● **Aim of the task**
From the records below, copy each line that has the word "Unreserve" in it.
╔══
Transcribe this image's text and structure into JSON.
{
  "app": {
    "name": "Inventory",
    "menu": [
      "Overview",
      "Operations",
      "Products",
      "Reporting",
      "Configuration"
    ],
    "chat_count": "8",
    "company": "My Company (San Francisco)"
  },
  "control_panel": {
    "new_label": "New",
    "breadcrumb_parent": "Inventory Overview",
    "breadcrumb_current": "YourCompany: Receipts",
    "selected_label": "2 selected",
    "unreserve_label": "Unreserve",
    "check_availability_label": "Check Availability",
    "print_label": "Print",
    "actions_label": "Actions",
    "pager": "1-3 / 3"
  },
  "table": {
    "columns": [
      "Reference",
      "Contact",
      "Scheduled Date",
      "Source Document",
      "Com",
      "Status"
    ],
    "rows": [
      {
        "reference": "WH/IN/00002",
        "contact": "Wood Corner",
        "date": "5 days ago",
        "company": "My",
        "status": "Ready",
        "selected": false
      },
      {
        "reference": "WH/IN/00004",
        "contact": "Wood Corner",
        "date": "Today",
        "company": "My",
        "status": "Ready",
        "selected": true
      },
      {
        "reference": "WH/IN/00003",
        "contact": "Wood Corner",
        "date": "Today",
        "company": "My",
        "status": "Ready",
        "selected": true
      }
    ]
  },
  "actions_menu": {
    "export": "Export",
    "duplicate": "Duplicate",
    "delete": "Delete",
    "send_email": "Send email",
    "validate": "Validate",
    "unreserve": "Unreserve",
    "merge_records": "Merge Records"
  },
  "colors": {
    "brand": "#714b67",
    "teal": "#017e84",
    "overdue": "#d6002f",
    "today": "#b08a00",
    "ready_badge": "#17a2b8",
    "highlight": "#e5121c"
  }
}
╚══
● **Response to this exercise**
    "unreserve_label": "Unreserve",
    "unreserve": "Unreserve",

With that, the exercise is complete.